The Ruined Elegance
In her new collection, Fiona Sze-Lorrain offers a nuanced yet dynamic vision of humanity marked by perils, surprises, and the transcendence of a "ruined elegance." Through an intercultural journey that traces lives, encounters, exiles, and memories from France, America, and Asia, the poet explores a rich array of historical and literary allusions to European masters, Asian sources, and American influences. With candor and humor, each lyrical foray is sensitive to silence and experience: "I want to honor / the invisible. I'll use the fog to see white peaches." There are haunting narratives from a World War II concentration camp, the Stalinist Terror, and a persecuted Tibet during the Cultural Revolution. There are also poems that take as their point of departure writings, paintings, sketches, photographs, and music by Gu Cheng, Giorgio Caproni, Bonnard, Hiroshige, Gao Xingjian, Kertész, and Debussy, among others. Grounded in the sensual, these poems probe existential questionings through inspirations from nature and the impermanent earth. Described by the Los Angeles Review of Books as "a high lyricist who refuses to resort to mere lyricism in order to articulate her experience," Sze-Lorrain renews her faith in music and poetic language by addressing the opposing aesthetics of "ruins" and "elegance," and how the experience of both defies judgment.

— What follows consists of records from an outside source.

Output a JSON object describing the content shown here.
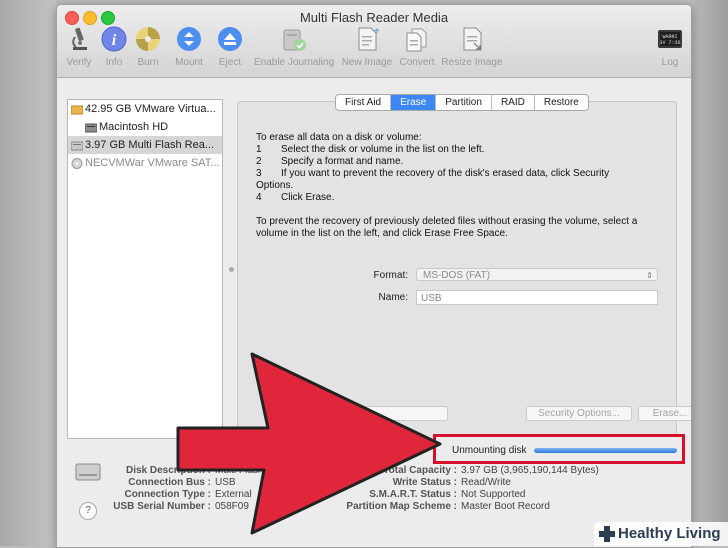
{
  "window": {
    "title": "Multi Flash Reader Media"
  },
  "toolbar": {
    "verify": "Verify",
    "info": "Info",
    "burn": "Burn",
    "mount": "Mount",
    "eject": "Eject",
    "enable_journaling": "Enable Journaling",
    "new_image": "New Image",
    "convert": "Convert",
    "resize_image": "Resize Image",
    "log": "Log",
    "log_icon_text": "WARNI\n3V 7:36"
  },
  "sidebar": {
    "items": [
      {
        "label": "42.95 GB VMware Virtua...",
        "icon": "hard-drive-icon"
      },
      {
        "label": "Macintosh HD",
        "icon": "volume-icon"
      },
      {
        "label": "3.97 GB Multi Flash Rea...",
        "icon": "usb-drive-icon",
        "selected": true
      },
      {
        "label": "NECVMWar VMware SAT...",
        "icon": "optical-drive-icon"
      }
    ]
  },
  "tabs": [
    "First Aid",
    "Erase",
    "Partition",
    "RAID",
    "Restore"
  ],
  "active_tab": "Erase",
  "erase": {
    "intro": "To erase all data on a disk or volume:",
    "steps": [
      {
        "n": "1",
        "text": "Select the disk or volume in the list on the left."
      },
      {
        "n": "2",
        "text": "Specify a format and name."
      },
      {
        "n": "3",
        "text": "If you want to prevent the recovery of the disk's erased data, click Security"
      },
      {
        "n": "",
        "text": "Options."
      },
      {
        "n": "4",
        "text": "Click Erase."
      }
    ],
    "note_line1": "To prevent the recovery of previously deleted files without erasing the volume, select a",
    "note_line2": "volume in the list on the left, and click Erase Free Space.",
    "format_label": "Format:",
    "format_value": "MS-DOS (FAT)",
    "name_label": "Name:",
    "name_value": "USB",
    "security_options": "Security Options...",
    "erase_button": "Erase..."
  },
  "progress": {
    "label": "Unmounting disk",
    "fraction": 1.0
  },
  "info": {
    "left": [
      {
        "key": "Disk Description :",
        "value": "Multi Flash"
      },
      {
        "key": "Connection Bus :",
        "value": "USB"
      },
      {
        "key": "Connection Type :",
        "value": "External"
      },
      {
        "key": "USB Serial Number :",
        "value": "058F09"
      }
    ],
    "right": [
      {
        "key": "Total Capacity :",
        "value": "3.97 GB (3,965,190,144 Bytes)"
      },
      {
        "key": "Write Status :",
        "value": "Read/Write"
      },
      {
        "key": "S.M.A.R.T. Status :",
        "value": "Not Supported"
      },
      {
        "key": "Partition Map Scheme :",
        "value": "Master Boot Record"
      }
    ]
  },
  "help": "?",
  "watermark": {
    "text": "Healthy Living"
  },
  "colors": {
    "arrow": "#e0263b",
    "highlight": "#d8102b",
    "accent": "#3d86f5"
  }
}
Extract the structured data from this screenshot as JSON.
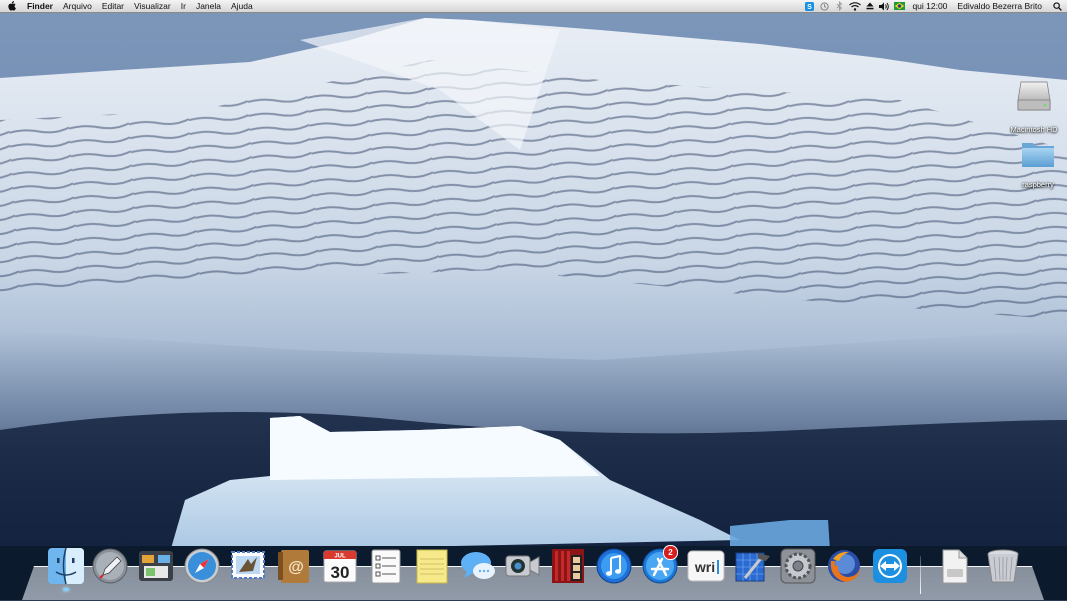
{
  "menubar": {
    "app_name": "Finder",
    "menus": [
      "Arquivo",
      "Editar",
      "Visualizar",
      "Ir",
      "Janela",
      "Ajuda"
    ],
    "clock": "qui 12:00",
    "user": "Edivaldo Bezerra Brito",
    "tray_icons": [
      "skype-icon",
      "time-machine-icon",
      "bluetooth-icon",
      "wifi-icon",
      "eject-icon",
      "volume-icon",
      "brazil-flag-icon",
      "spotlight-icon"
    ]
  },
  "desktop": {
    "icons": [
      {
        "label": "Macintosh HD",
        "icon": "hard-drive-icon"
      },
      {
        "label": "raspberry",
        "icon": "folder-icon"
      }
    ]
  },
  "dock": {
    "calendar_day": "30",
    "calendar_month": "JUL",
    "app_store_badge": "2",
    "writer_text": "wri",
    "apps": [
      "Finder",
      "Launchpad",
      "Mission Control",
      "Safari",
      "Mail",
      "Contacts",
      "Calendar",
      "Reminders",
      "Notes",
      "Messages",
      "FaceTime",
      "Photo Booth",
      "iTunes",
      "App Store",
      "Writer",
      "Xcode",
      "System Preferences",
      "Firefox",
      "TeamViewer",
      "Downloads",
      "Trash"
    ]
  },
  "colors": {
    "sky": "#6f8cb2",
    "snow": "#dfe8f2",
    "iceberg": "#e6f1fa",
    "water": "#0c1a2e"
  }
}
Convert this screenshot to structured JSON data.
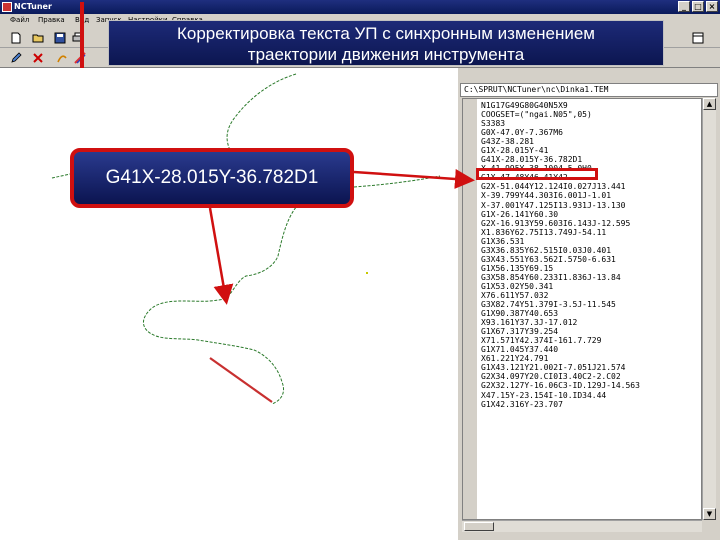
{
  "window": {
    "title": "NCTuner"
  },
  "menu": {
    "items": [
      "Файл",
      "Правка",
      "Вид",
      "Запуск",
      "Настройки",
      "Справка"
    ]
  },
  "slide_title": {
    "line1": "Корректировка текста УП с синхронным изменением",
    "line2": "траектории движения инструмента"
  },
  "callout": {
    "text": "G41X-28.015Y-36.782D1"
  },
  "file_panel": {
    "path": "C:\\SPRUT\\NCTuner\\nc\\Dinka1.TEM",
    "lines": [
      "N1G17G49G80G40N5X9",
      "COOGSET=(\"ngai.N05\",05)",
      "S3383",
      "G0X-47.0Y-7.367M6",
      "G43Z-38.281",
      "G1X-28.015Y-41",
      "G41X-28.015Y-36.782D1",
      "X-41.995Y-38.1004-5.0H0",
      "G1X-47.48Y46.41Y42",
      "G2X-51.044Y12.124I0.027J13.441",
      "X-39.799Y44.303I6.001J-1.01",
      "X-37.001Y47.125I13.931J-13.130",
      "G1X-26.141Y60.30",
      "G2X-16.913Y59.603I6.143J-12.595",
      "X1.836Y62.75I13.749J-54.11",
      "G1X36.531",
      "G3X36.835Y62.515I0.03J0.401",
      "G3X43.551Y63.562I.5750-6.631",
      "G1X56.135Y69.15",
      "G3X58.854Y60.233I1.836J-13.84",
      "G1X53.02Y50.341",
      "X76.611Y57.032",
      "G3X82.74Y51.379I-3.5J-11.545",
      "G1X90.387Y40.653",
      "X93.161Y37.3J-17.012",
      "G1X67.317Y39.254",
      "X71.571Y42.374I-161.7.729",
      "G1X71.045Y37.440",
      "X61.221Y24.791",
      "G1X43.121Y21.002I-7.051J21.574",
      "G2X34.097Y20.CI0I3.40C2-2.C02",
      "G2X32.127Y-16.06C3-ID.129J-14.563",
      "X47.15Y-23.154I-10.ID34.44",
      "G1X42.316Y-23.707"
    ]
  }
}
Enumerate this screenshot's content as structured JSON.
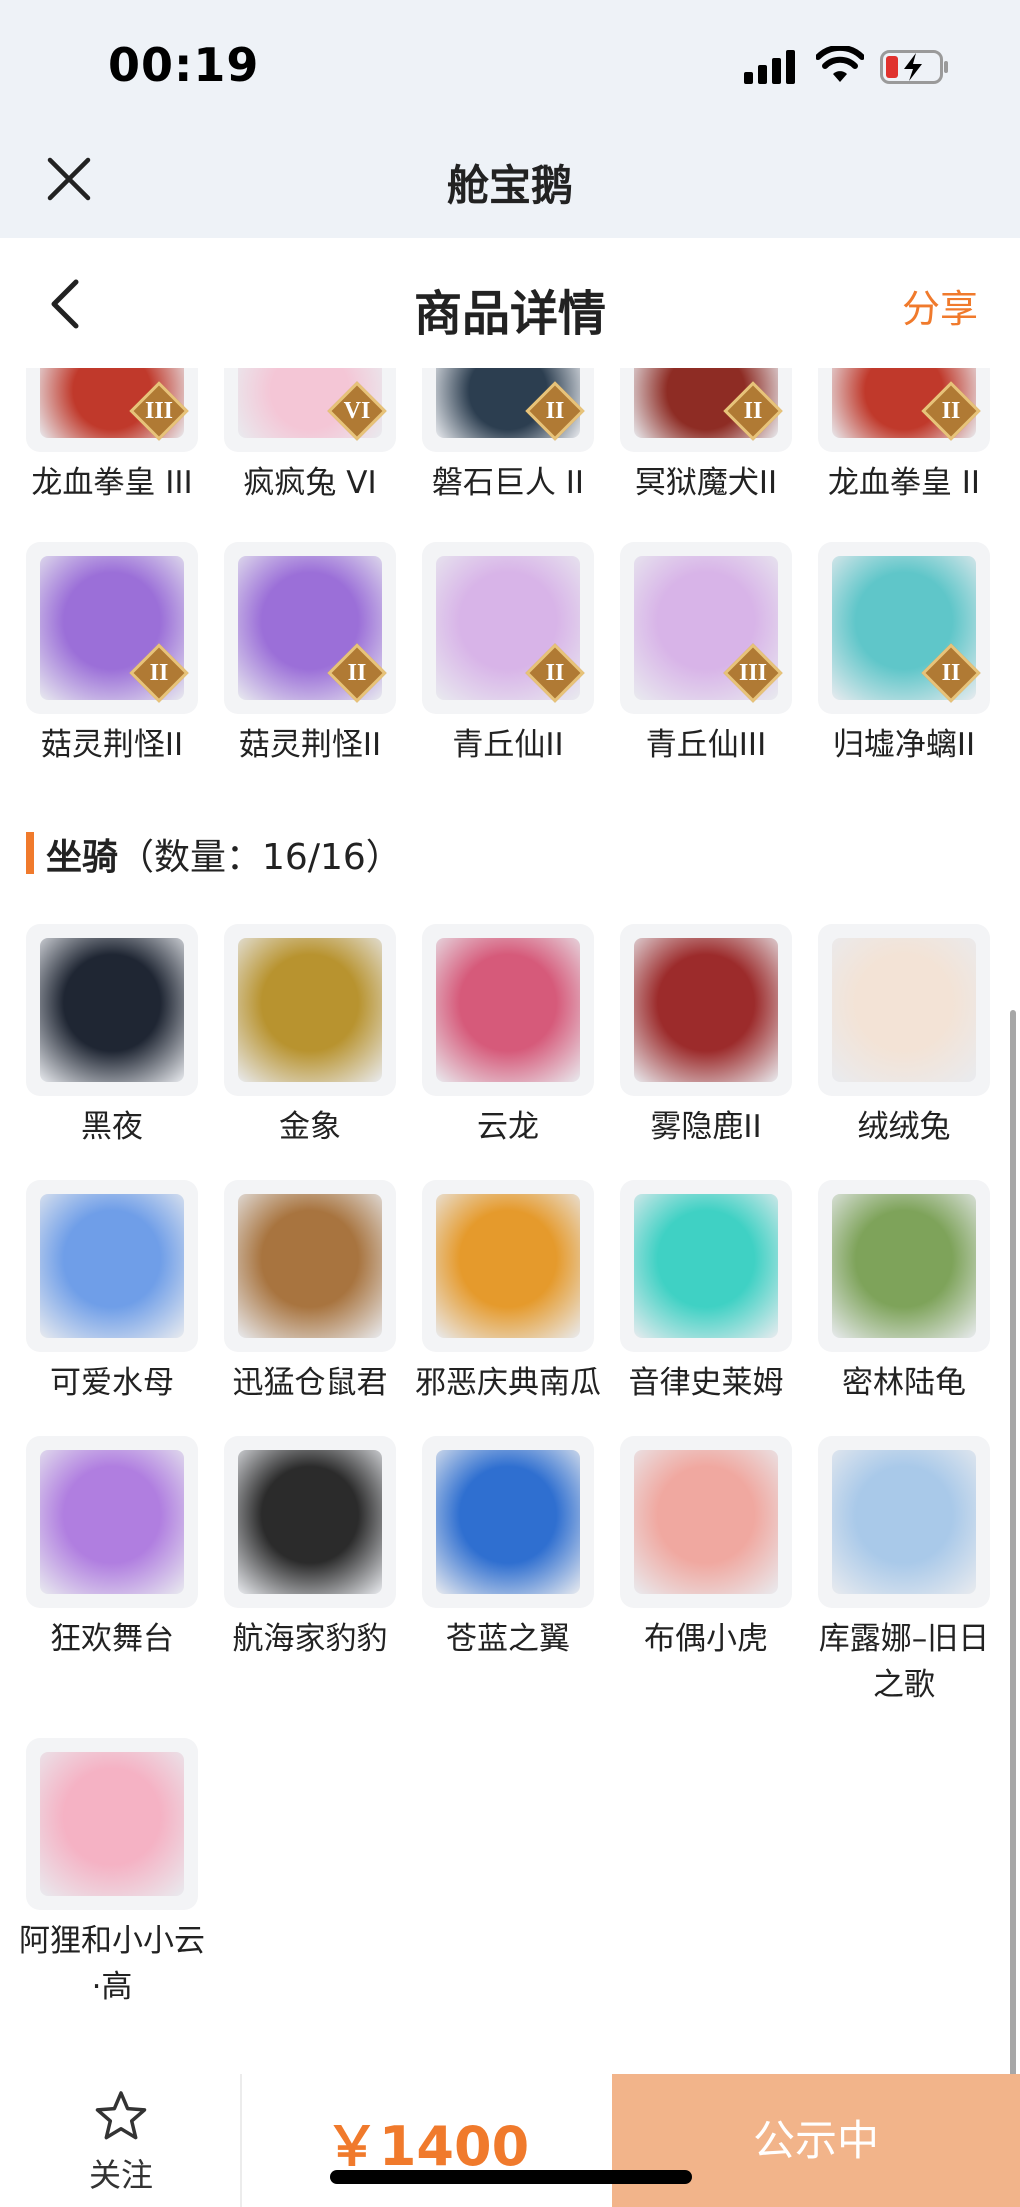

Fiona Sze-Lorrain is a poet, literary translator, editor, and zheng harpist. The author of two previous books of poetry in English, My Funeral Gondola and Water the Moon, she also writes and translates in French and Chinese. She lives in Paris.